But if John Elway and the Broncos are smart, Tim Tebow will never play another down in a Denver uniform.
Ladies and gentlemen, what we witnessed this past year in Denver was a gimmick. It was an offense designed around the QB option and deception. Yes, it did bring momentary success—a six-game winning streak and eight wins in 13 games.
However, what happens if we take a closer look at these wins and losses?
Tim Tebow led the Broncos to exactly zero wins against playoff teams during the regular season. Their record against teams over .500? 0-2. Combined score in those games? 86-33. The Broncos averaged a meager 18.5 points per game with Tebow at the helm and scored 18 or fewer points in eight of those 11 games.
The two times Tebow led the Broncos past the 30-point barrier? When they faced the 29th and 31st worst defenses in the NFL (points allowed).
These are not the building blocks of success.
This was a team that survived games by leaning on their defense and scraping by with their offense. The Bronco defense scored six defensive touchdowns in 2011—that was No. 2 in the NFL, trailing only the New York Jets with seven.
To put it in perspective, Tebow only managed 18 touchdowns (1.5 per game), or just 12 more than the Denver defense. That is not pretty.
I should also mention that this wasn't even Tebow's rookie year. The future does not look bright in Denver with him there.
The Broncos need to cash in on Tim Tebow's hype and trade him away for players or picks and pursue other options. While their playoff win did not secure them an early pick, they could definitely move up to select a top-tier QB or even court a free agent like Matt Flynn.
The future of the franchise depends on it.
Should Denver pass on their opportunity to deal Tebow, they will have nothing to show for their efforts this season.
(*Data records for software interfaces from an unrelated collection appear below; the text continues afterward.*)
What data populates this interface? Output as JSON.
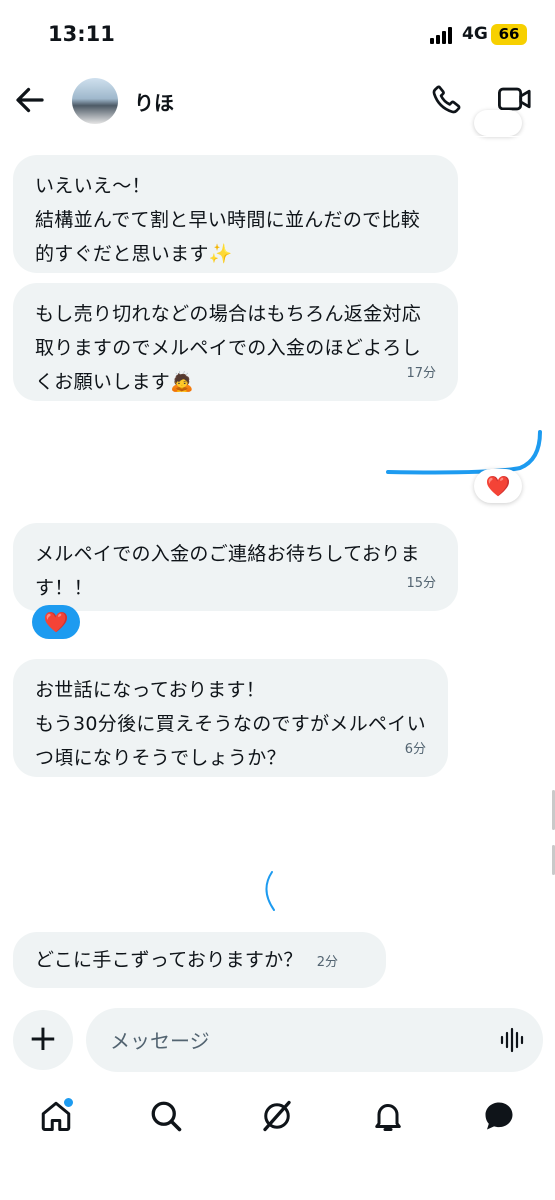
{
  "status_bar": {
    "time": "13:11",
    "network": "4G",
    "battery": "66"
  },
  "header": {
    "contact_name": "りほ",
    "icons": [
      "back-arrow-icon",
      "phone-icon",
      "video-icon"
    ]
  },
  "messages": [
    {
      "text": "いえいえ〜！\n結構並んでて割と早い時間に並んだので比較的すぐだと思います✨",
      "time": ""
    },
    {
      "text": "もし売り切れなどの場合はもちろん返金対応取りますのでメルペイでの入金のほどよろしくお願いします🙇",
      "time": "17分"
    },
    {
      "text": "メルペイでの入金のご連絡お待ちしております！！",
      "time": "15分",
      "reaction": "❤️"
    },
    {
      "text": "お世話になっております！\nもう30分後に買えそうなのですがメルペイいつ頃になりそうでしょうか？",
      "time": "6分"
    },
    {
      "text": "どこに手こずっておりますか？",
      "time": "2分"
    }
  ],
  "own_message_reaction": "❤️",
  "composer": {
    "placeholder": "メッセージ",
    "plus": "+"
  },
  "nav": [
    "home-icon",
    "search-icon",
    "grok-icon",
    "notifications-icon",
    "messages-icon"
  ],
  "colors": {
    "accent": "#1d9bf0",
    "bubble_bg": "#eff3f4",
    "battery": "#f7d000"
  }
}
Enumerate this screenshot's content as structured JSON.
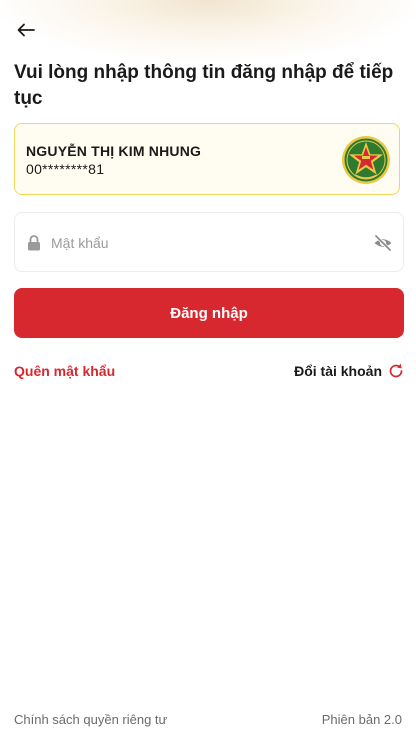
{
  "header": {
    "back_icon": "arrow-left-icon"
  },
  "title": "Vui lòng nhập thông tin đăng nhập để tiếp tục",
  "account": {
    "name": "NGUYỄN THỊ KIM NHUNG",
    "phone": "00********81",
    "avatar_icon": "police-emblem-icon"
  },
  "password": {
    "placeholder": "Mật khẩu",
    "value": "",
    "lock_icon": "lock-icon",
    "toggle_icon": "eye-off-icon"
  },
  "actions": {
    "login_label": "Đăng nhập",
    "forgot_password_label": "Quên mật khẩu",
    "switch_account_label": "Đổi tài khoản",
    "switch_account_icon": "refresh-icon"
  },
  "footer": {
    "privacy_label": "Chính sách quyền riêng tư",
    "version_label": "Phiên bản 2.0"
  },
  "colors": {
    "primary": "#d7282f",
    "card_border": "#f2d75a",
    "text": "#1a1a1a",
    "muted": "#6b6b6b"
  }
}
The Tebow Option Offense will likely follow the same path as the Wildcat—a gimmick that was dismantled by NFL coordinators in one offseason.
If you think NFL coaches enjoy being tricked, you'd better think again.